In the context of documentation of the #otheranthropolitics workshop co-organized by Heteropolitics and the Department of History, Archaeology and Social Anthropology at the University of Thessaly in Volos on April 15-16, we have collected some of the powerpoint presentations here:
Vassilis Chryssos (Sarantaporo.gr) – A community aspect of wireless networking technology: The case of Sarantaporo.gr [pptx]
Aikaterini Velessiotou (Women’s Centre of Karditsa) – Reforming the social organizations of the local authorities: implementing a pilot street work action for ROMA women by the Women’s Centre of Karditsa [pptx]
Alexandros Papageorgiou (University of Thessaly) – Knowledge brokers in cooperative networks: becoming actors in the production of hope [pdf]
Vassilis Bellis (Development Agency of Karditsa) – The collaborative “Ecosystem” of Karditsa [ppt]

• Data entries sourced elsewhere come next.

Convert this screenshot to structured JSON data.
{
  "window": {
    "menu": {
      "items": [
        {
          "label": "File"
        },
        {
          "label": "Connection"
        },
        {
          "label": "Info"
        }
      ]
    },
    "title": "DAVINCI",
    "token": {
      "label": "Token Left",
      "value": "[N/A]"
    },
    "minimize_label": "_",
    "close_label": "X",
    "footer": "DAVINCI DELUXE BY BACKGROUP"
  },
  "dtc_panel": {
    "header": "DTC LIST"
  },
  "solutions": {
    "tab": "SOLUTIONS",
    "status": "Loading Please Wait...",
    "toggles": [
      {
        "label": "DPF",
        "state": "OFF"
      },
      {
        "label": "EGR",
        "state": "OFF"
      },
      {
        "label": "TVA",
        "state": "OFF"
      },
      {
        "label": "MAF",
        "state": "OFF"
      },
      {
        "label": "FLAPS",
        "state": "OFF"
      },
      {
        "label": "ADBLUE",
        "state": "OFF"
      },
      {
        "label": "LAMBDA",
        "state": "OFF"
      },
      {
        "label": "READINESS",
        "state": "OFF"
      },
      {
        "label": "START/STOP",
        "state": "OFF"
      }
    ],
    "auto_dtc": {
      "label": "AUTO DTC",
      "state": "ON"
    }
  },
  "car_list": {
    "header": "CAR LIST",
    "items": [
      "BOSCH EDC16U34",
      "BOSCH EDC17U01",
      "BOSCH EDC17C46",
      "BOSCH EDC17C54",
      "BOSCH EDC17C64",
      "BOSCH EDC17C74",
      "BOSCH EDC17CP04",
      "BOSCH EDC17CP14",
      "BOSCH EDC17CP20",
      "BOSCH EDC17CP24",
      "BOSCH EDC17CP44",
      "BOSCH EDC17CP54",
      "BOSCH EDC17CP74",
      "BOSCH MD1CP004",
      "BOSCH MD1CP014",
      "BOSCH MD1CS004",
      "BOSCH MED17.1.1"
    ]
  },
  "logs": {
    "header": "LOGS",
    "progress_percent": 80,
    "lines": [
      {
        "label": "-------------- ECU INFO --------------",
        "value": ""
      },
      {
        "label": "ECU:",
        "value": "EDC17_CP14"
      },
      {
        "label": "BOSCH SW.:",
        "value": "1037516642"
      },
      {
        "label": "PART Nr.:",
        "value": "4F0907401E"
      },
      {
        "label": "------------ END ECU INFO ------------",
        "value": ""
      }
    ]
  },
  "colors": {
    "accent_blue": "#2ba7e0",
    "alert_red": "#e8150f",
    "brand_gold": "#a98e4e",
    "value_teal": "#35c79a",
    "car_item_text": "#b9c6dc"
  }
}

Georgios Dafermos (AUTH) – Digital Commons and Peer Production: Exploring their transformative potential [pdf]
Two members of our research team, Aimilia Voulvouli and Alexandros Kioupkiolis, will be giving a talk on ‘New ecosystems of cooperative politics: the case of Karditsa’ at the Social Sciences Today: Dilemmas and perspectives beyond the crisis conference organized by the School of Social Sciences at the University of the Aegean in Mytilene on June 6-9. Here’s the full programme of the conference, which includes the abstracts of all talks and presentations.
If you’re interested in exploring how blockchain can take on a subversive and anti-systemic character in favour of movements and groups that wish to act outside institutional frameworks, the Integral Cooperative of Heraklion (I.C.Her) is organizing an open event on blockchain on Friday, June 7, in Heraklion-Crete. (For more background info on the I.C.Her, see this short article by Heteropolitics researcher George Dafermos). The event, which will be hosted at Da, will look at blockchain’s radical features and discuss its potential effect on the mode of organization of society.
One of the most useful online resources (in greek) we’ve recently come across is the abc of the commons. The website, which is largely based on the new book of our partner Vasilis Kostakis, Michel Bauwens and Alex Pazaitis, Peer to Peer: The Commons Manifesto, focuses on the concept of the commons and commons-based peer production, explaining why they are relevant to a post-capitalist transition.
Here’s the audio recording from the first day (afternoon session) of the #otheranthropolitics workshop co-organized by Heteropolitics and the Department of History, Archaeology and Social Anthropology at the University of Thessaly in Volos on April 15-16, 2019:
And here’s the audio from the second day of the workshop (afternoon session):
Following up on our last post, here’s the video from the second day of the #otheranthropolitics workshop co-organized by Heteropolitics and the Department of History, Archaeology and Social Anthropology at the University of Thessaly in Volos on April 16, 2019.